// Keep search toggling out of the global scope
(function (window, document, undefined) {
  // Variables
  var open = document.querySelector('.button-open');
  var close = document.querySelector('.button-close');
  var overlay = document.querySelector('.overlay');
  var search = document.querySelector('.input-search');

  // Toggles a set of class names on an element
  var toggler = function() {    
    // Toggle the classes which set off the transition
    overlay.classList.toggle('hiding');
    overlay.classList.toggle('showing');

    // Once the overlay’s transition ends focus the search field
    overlay.addEventListener('transitionend', focusOn.bind(null, search), false);

    // Prevent the clicks from navigating away
    return false;
  };

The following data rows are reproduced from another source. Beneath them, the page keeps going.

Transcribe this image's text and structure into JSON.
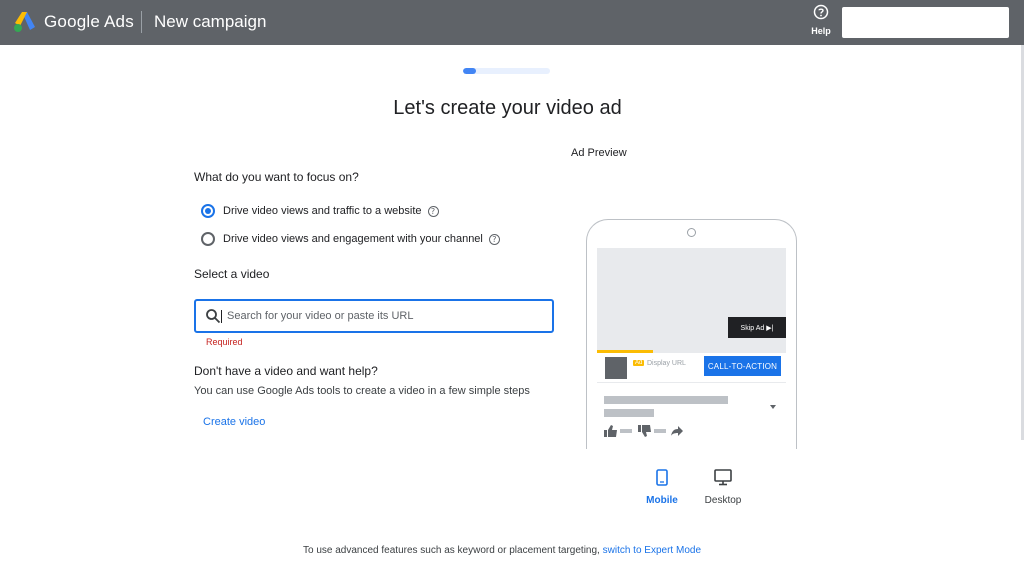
{
  "header": {
    "brand": "Google Ads",
    "page_name": "New campaign",
    "help_label": "Help"
  },
  "progress": {
    "fraction": 0.15
  },
  "title": "Let's create your video ad",
  "focus": {
    "question": "What do you want to focus on?",
    "options": [
      {
        "label": "Drive video views and traffic to a website",
        "selected": true
      },
      {
        "label": "Drive video views and engagement with your channel",
        "selected": false
      }
    ]
  },
  "video": {
    "label": "Select a video",
    "placeholder": "Search for your video or paste its URL",
    "error": "Required"
  },
  "help": {
    "heading": "Don't have a video and want help?",
    "text": "You can use Google Ads tools to create a video in a few simple steps",
    "link": "Create video"
  },
  "preview": {
    "label": "Ad Preview",
    "skip_label": "Skip Ad ▶|",
    "ad_badge": "Ad",
    "display_url": "Display URL",
    "cta": "CALL-TO-ACTION",
    "devices": [
      {
        "label": "Mobile",
        "icon": "phone-icon",
        "active": true
      },
      {
        "label": "Desktop",
        "icon": "monitor-icon",
        "active": false
      }
    ]
  },
  "footer": {
    "text": "To use advanced features such as keyword or placement targeting, ",
    "link": "switch to Expert Mode"
  },
  "colors": {
    "header_bg": "#5f6368",
    "accent": "#1a73e8",
    "error": "#c5221f",
    "ad_yellow": "#fbbc04"
  }
}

  // Add the event listener to the toggle
  open.addEventListener('click', toggler, false);
  close.addEventListener('click', toggler, false);
})(window, document);

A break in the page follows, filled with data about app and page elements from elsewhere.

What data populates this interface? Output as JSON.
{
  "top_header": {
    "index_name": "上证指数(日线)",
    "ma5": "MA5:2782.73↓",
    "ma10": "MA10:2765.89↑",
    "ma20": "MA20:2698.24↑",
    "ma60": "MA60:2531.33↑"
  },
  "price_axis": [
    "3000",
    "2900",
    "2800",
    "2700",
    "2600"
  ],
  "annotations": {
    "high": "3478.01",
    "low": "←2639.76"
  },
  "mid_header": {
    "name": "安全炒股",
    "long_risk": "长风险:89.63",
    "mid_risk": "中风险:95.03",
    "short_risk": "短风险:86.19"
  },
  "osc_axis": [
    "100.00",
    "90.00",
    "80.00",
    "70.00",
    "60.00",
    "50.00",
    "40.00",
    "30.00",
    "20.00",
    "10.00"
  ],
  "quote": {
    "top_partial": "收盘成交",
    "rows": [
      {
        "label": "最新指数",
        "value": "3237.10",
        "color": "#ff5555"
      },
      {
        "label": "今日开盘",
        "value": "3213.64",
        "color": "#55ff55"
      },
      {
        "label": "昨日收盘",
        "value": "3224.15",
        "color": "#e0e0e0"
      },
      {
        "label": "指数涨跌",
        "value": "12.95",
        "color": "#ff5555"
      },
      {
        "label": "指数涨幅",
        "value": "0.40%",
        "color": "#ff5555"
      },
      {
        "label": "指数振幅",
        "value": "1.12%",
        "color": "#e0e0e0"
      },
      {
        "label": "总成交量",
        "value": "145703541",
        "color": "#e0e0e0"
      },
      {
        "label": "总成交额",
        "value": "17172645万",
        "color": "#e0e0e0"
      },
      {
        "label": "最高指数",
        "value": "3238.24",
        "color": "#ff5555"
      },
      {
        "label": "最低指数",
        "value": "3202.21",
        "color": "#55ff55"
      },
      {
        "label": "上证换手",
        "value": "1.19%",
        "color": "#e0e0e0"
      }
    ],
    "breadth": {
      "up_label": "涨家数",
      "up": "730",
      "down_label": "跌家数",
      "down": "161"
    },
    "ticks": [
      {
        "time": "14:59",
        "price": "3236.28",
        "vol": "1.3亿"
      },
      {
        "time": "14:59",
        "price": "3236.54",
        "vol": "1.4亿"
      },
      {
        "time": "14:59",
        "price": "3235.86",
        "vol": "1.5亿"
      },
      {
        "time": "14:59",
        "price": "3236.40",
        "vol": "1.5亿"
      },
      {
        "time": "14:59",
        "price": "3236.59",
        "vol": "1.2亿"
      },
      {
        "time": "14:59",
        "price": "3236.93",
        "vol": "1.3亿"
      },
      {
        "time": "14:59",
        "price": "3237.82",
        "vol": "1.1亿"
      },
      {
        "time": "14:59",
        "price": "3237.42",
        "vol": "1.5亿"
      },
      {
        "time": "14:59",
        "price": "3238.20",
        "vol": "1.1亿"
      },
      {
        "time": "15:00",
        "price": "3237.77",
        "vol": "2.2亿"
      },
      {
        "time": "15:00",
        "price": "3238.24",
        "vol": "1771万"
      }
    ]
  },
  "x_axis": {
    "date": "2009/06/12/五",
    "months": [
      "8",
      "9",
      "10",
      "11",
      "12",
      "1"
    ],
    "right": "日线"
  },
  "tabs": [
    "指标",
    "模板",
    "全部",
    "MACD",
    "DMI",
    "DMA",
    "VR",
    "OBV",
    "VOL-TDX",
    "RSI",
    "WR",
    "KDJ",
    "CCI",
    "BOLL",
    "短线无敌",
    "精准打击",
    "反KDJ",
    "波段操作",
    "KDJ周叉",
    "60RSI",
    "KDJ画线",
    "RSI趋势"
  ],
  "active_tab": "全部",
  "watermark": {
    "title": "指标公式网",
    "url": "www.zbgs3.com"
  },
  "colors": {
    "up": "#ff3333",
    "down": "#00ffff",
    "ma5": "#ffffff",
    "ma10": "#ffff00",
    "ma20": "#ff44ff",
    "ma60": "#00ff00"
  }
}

Toggle class names to keep things efficient

Digging into the function now, the class names that set off the transition are toggled on the overlay variable. Clicking the open button means 'hiding' will be removed and 'showing' will be added.

Alternatively, when close is clicked 'showing' will be removed and 'hiding' will be added.

Arguments are passed using bind

You’ll notice bind following the focusOn function in the transitionend event listener.

The reason you use bind is to avoid the function being called too early. It’s still the case even when you pass arguments. So if you want to pass arguments, bind is one of the best solutions.

It’s important to note the first parameter of bind is what you want this to be assigned to. In this instance there isn’t any use for this so null is passed.

Focusing on the input

Finally, to complete your code is to add the focusOn function. This has one parameter element, which when it’s used the toggler function is the search variable.

// Keep search toggling out of the global scope
(function(window, document, undefined) {
  // Variables
  var open = document.querySelector('.button-open');
  var close = document.querySelector('.button-close');
  var overlay = document.querySelector('.overlay');
  var search = document.querySelector('.input-search');

  // Focus on an element
  var focusOn = function(element) {
    // Only focus on the element if it contains the relevant
    // class name that means it’s actually visible
    if (overlay.classList.contains('showing')) {
      element.focus();
    }
    // Otherwise remove the focus from the element
    else {
      element.blur();
    }
  }

  // Toggles a set of class names on an element
  var toggler = function() {
    // Toggle the classes which set off the transition
    overlay.classList.toggle('hiding');
    overlay.classList.toggle('showing');

    // Once the overlay’s transition ends focus the search field
    overlay.addEventListener('transitionend', focusOn.bind(null, search), false);

    // Prevent the clicks from navigating away
    return false;
  }

  // Add the event listener to the toggle
  open.addEventListener('click', toggler, false);
  close.addEventListener('click', toggler, false);
})(window, document);

The first part of the focusOn function is the if statement. This is looking at the overlay to check if it contains a class name. If this is true it will find the element and bring focus to it.

In the else you can assume that’s when the element is being closed and remove the focus by using blur().

Bringing focus to an element is hit and miss, it serves you well in desktop browsers. However, for mobiles it does focus, but doesn’t always bring up the keyboard. This is fine, but something to be aware of.

That’s it

You should now have the complete overlay. If you’d like to take this a step further, the JavaScript could be made more reusable. The toggler function could be passed elements instead of referring to variables.

Next to read

Visual design tips you can apply immediately

Start new designs quicker

It’s my aim to help you be a better designer. I’ve made you a simple Adobe Illustrator template to manage your colour, grid and guides. So you’ll get to executing your ideas around 20 minutes sooner every time.

Join my list and I’ll send you the template and new tutorials to help you design beautiful websites (currently monthly).